  17. ^ Ivanova, Teodora; Chervenkov, Mihail; Stoeva, Tatyana; Chervenkov, Stoyan; Bosseva, Yulia; Georgieva, Almira; Tsvetanova, Elina; Alexandrova, Albena; Dimitrova, Dessislava (2018-06-01). "Samardala: specificities and changes in the ethnobotanical knowledge about Allium siculum subsp. dioscoridis (Sm.) K. Richt. in Bulgaria". Genetic Resources and Crop Evolution. 65 (5): 1349–1357. doi:10.1007/s10722-018-0618-5. ISSN 1573-5109. S2CID 3748750.
  18. ^ Vrancheva, R.; Stoyanova, M.; Mihaylova, D.; Aneva, I.; Deseva, I.; Petkova, N.; Ivanov, I.; Pavlov, A. (October 2019). "Polyphenol profile and antioxidant activity of wild growing populations of Nectaroscordum siculum ssp. bulgaricum (Janka) Stearn in Bulgaria" (PDF). International Food Research Journal. 26 (5): 1635–1640.
  19. ^ Alexieva, Iordanka; Mihaylova, Dasha; and Popova, Aneta (2013). Evaluation of the antioxidant capacity of aqueous extracts of fresh samardala (Allium bulgaricum L.) leaves.
  20. ^ "Definition of lachrymatory". Oxford University Press. 2020. Retrieved 2021-03-21.[dead link]
  21. ^ "Lachrymatory agent". Retrieved 2021-03-21.
  22. ^ Block, E. (2010). Garlic and Other Alliums: The Lore and the Science. Royal Society of Chemistry. ISBN 978-0854041909.
  23. ^ Kubec, R.; Cody, R. B.; Dane, A. J.; Musah, R. A.; Schraml, J.; Vattekkatte, A.; Block, E. (2010). "Applications of DART Mass Spectrometry in Allium Chemistry. (Z)-Butanethial S-Oxide and 1-Butenyl Thiosulfinates and their S-(E)-1-Butenylcysteine S-Oxide Precursor from Allium siculum". Journal of Agricultural and Food Chemistry. 58 (2): 1121–1128. doi:10.1021/jf903733e. PMID 20047275.
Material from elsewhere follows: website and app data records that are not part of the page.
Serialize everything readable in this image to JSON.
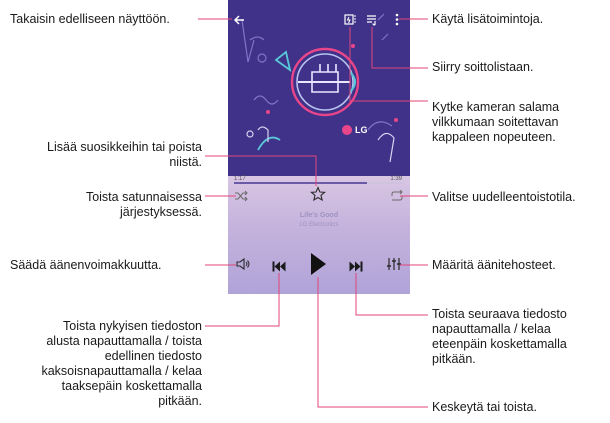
{
  "labels": {
    "back": "Takaisin edelliseen näyttöön.",
    "more": "Käytä lisätoimintoja.",
    "playlist": "Siirry soittolistaan.",
    "flash": [
      "Kytke kameran salama",
      "vilkkumaan soitettavan",
      "kappaleen nopeuteen."
    ],
    "favorite": [
      "Lisää suosikkeihin tai poista",
      "niistä."
    ],
    "shuffle": [
      "Toista satunnaisessa",
      "järjestyksessä."
    ],
    "repeat": "Valitse uudelleentoistotila.",
    "volume": "Säädä äänenvoimakkuutta.",
    "effects": "Määritä äänitehosteet.",
    "next": [
      "Toista seuraava tiedosto",
      "napauttamalla / kelaa",
      "eteenpäin koskettamalla",
      "pitkään."
    ],
    "previous": [
      "Toista nykyisen tiedoston",
      "alusta napauttamalla / toista",
      "edellinen tiedosto",
      "kaksoisnapauttamalla / kelaa",
      "taaksepäin koskettamalla",
      "pitkään."
    ],
    "play_pause": "Keskeytä tai toista."
  },
  "player": {
    "brand": "LG",
    "time_elapsed": "1:17",
    "time_total": "1:39",
    "progress_fraction": 0.78,
    "song_title": "Life's Good",
    "song_artist": "LG Electronics",
    "icons": {
      "back": "back-arrow-icon",
      "flash": "flash-icon",
      "playlist": "playlist-icon",
      "more": "more-vertical-icon",
      "favorite": "star-outline-icon",
      "shuffle": "shuffle-icon",
      "repeat": "repeat-icon",
      "volume": "volume-icon",
      "previous": "previous-icon",
      "play": "play-icon",
      "next": "next-icon",
      "effects": "equalizer-icon"
    }
  },
  "colors": {
    "art_background": "#3a2f80",
    "accent_pink": "#e9468a",
    "accent_cyan": "#58c8d8"
  }
}
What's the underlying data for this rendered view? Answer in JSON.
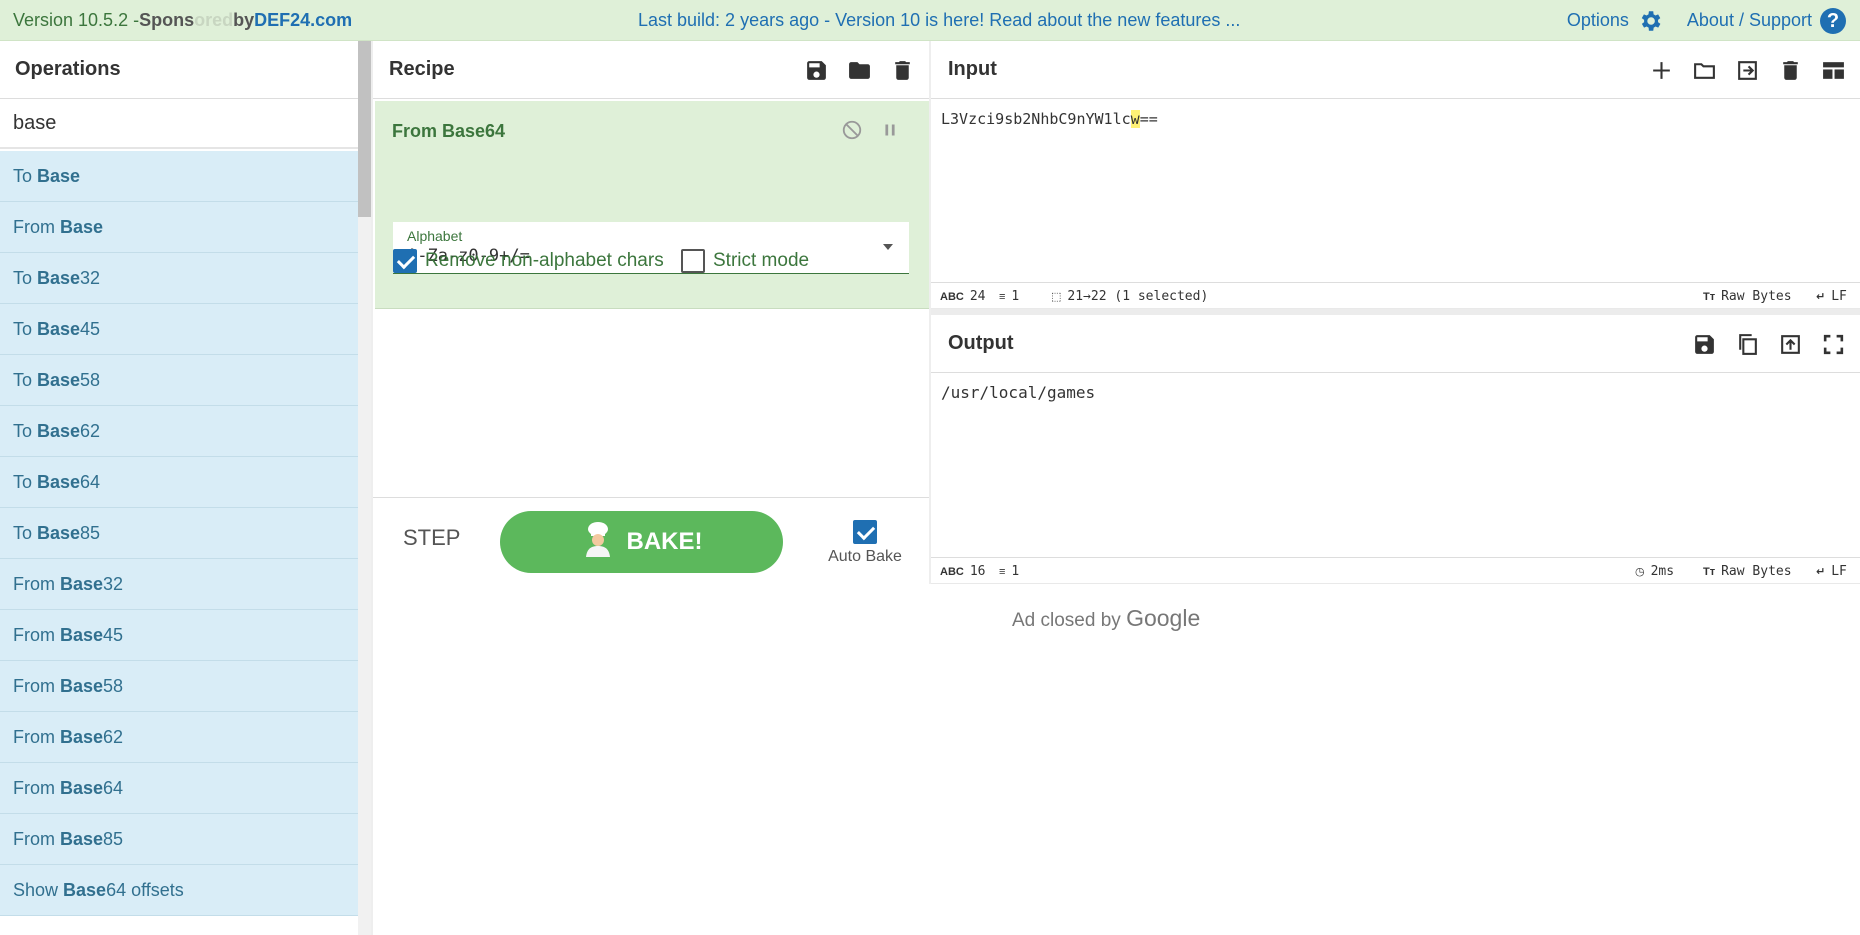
{
  "banner": {
    "version": "Version 10.5.2 - ",
    "sponsored_a": "Spons",
    "sponsored_fade": "ored",
    "sponsored_by": " by ",
    "sponsor": "DEF24.com",
    "notice": "Last build: 2 years ago - Version 10 is here! Read about the new features ...",
    "options": "Options",
    "about": "About / Support",
    "help_glyph": "?"
  },
  "operations": {
    "title": "Operations",
    "search_value": "base",
    "items": [
      {
        "pre": "To ",
        "match": "Base",
        "post": ""
      },
      {
        "pre": "From ",
        "match": "Base",
        "post": ""
      },
      {
        "pre": "To ",
        "match": "Base",
        "post": "32"
      },
      {
        "pre": "To ",
        "match": "Base",
        "post": "45"
      },
      {
        "pre": "To ",
        "match": "Base",
        "post": "58"
      },
      {
        "pre": "To ",
        "match": "Base",
        "post": "62"
      },
      {
        "pre": "To ",
        "match": "Base",
        "post": "64"
      },
      {
        "pre": "To ",
        "match": "Base",
        "post": "85"
      },
      {
        "pre": "From ",
        "match": "Base",
        "post": "32"
      },
      {
        "pre": "From ",
        "match": "Base",
        "post": "45"
      },
      {
        "pre": "From ",
        "match": "Base",
        "post": "58"
      },
      {
        "pre": "From ",
        "match": "Base",
        "post": "62"
      },
      {
        "pre": "From ",
        "match": "Base",
        "post": "64"
      },
      {
        "pre": "From ",
        "match": "Base",
        "post": "85"
      },
      {
        "pre": "Show ",
        "match": "Base",
        "post": "64 offsets"
      }
    ]
  },
  "recipe": {
    "title": "Recipe",
    "op_name": "From Base64",
    "alphabet_label": "Alphabet",
    "alphabet_value": "A-Za-z0-9+/=",
    "remove_label": "Remove non-alphabet chars",
    "remove_checked": true,
    "strict_label": "Strict mode",
    "strict_checked": false,
    "step_label": "STEP",
    "bake_label": "BAKE!",
    "autobake_label": "Auto Bake",
    "autobake_checked": true
  },
  "input": {
    "title": "Input",
    "text_before": "L3Vzci9sb2NhbC9nYW1lc",
    "text_selected": "w",
    "text_after": "==",
    "length": "24",
    "lines": "1",
    "selection": "21→22 (1 selected)",
    "encoding": "Raw Bytes",
    "eol": "LF"
  },
  "output": {
    "title": "Output",
    "text": "/usr/local/games",
    "length": "16",
    "lines": "1",
    "time": "2ms",
    "encoding": "Raw Bytes",
    "eol": "LF"
  },
  "ad": {
    "text": "Ad closed by ",
    "brand": "Google"
  },
  "colors": {
    "accent": "#1f6fb2",
    "recipe_bg": "#dff0d8",
    "op_bg": "#d9edf7",
    "bake": "#5cb85c"
  }
}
  24. ^ Salgado, BS; Monteiro, LN; Rocha, NS (2011). "Allium species poisoning in dogs and cats" (PDF). The Journal of Venomous Animals and Toxins Including Tropical Diseases. 17 (1): 4–11. doi:10.1590/S1678-91992011000100002. ISSN 1678-9199.